> [Work instruction]
In the listing below, find each line that holds the string "JSON" and copy it.

> [Data extract]
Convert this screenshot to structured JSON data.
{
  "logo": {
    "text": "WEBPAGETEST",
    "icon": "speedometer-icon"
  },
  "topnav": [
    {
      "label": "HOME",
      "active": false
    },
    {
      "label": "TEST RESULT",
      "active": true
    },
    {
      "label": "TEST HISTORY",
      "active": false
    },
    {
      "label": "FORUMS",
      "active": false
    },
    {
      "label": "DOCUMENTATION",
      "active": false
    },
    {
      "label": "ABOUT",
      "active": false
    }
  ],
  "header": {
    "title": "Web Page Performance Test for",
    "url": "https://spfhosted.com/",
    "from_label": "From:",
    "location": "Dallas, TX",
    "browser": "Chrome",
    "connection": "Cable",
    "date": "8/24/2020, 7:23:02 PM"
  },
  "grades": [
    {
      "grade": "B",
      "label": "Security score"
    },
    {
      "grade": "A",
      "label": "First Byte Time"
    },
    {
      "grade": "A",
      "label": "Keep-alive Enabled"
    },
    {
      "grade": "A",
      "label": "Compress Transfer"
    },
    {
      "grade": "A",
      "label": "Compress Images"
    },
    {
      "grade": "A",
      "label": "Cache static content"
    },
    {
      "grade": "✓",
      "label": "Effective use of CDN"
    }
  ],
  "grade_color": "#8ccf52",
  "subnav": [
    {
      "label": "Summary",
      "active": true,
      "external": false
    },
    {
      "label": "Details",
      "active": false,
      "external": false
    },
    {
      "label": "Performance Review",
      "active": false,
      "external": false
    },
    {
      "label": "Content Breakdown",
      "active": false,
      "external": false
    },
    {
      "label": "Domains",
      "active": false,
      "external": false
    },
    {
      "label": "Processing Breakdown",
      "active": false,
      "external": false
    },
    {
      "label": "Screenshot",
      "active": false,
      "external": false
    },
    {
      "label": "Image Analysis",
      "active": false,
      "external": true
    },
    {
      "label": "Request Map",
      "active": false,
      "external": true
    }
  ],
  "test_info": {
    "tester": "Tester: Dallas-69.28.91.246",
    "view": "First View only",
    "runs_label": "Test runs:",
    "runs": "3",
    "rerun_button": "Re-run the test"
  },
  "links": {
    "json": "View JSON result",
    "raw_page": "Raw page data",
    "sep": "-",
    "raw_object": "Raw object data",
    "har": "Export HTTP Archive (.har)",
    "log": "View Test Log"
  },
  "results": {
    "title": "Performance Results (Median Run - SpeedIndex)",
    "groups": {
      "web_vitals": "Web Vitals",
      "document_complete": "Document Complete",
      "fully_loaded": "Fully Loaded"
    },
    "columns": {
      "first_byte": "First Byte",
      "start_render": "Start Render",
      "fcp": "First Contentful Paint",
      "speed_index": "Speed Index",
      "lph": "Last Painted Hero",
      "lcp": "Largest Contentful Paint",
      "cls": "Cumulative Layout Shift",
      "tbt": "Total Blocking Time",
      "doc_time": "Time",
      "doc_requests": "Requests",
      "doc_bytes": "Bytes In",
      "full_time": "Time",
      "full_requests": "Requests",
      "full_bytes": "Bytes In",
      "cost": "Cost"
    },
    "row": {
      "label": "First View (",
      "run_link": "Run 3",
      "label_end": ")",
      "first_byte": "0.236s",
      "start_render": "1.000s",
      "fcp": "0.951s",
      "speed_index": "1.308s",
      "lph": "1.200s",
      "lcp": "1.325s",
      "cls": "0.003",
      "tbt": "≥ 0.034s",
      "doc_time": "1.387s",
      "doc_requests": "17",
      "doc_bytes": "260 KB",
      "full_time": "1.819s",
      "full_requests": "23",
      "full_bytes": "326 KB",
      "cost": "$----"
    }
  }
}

> [Task solution]
Convert this screenshot to structured JSON data.
    "json": "View JSON result",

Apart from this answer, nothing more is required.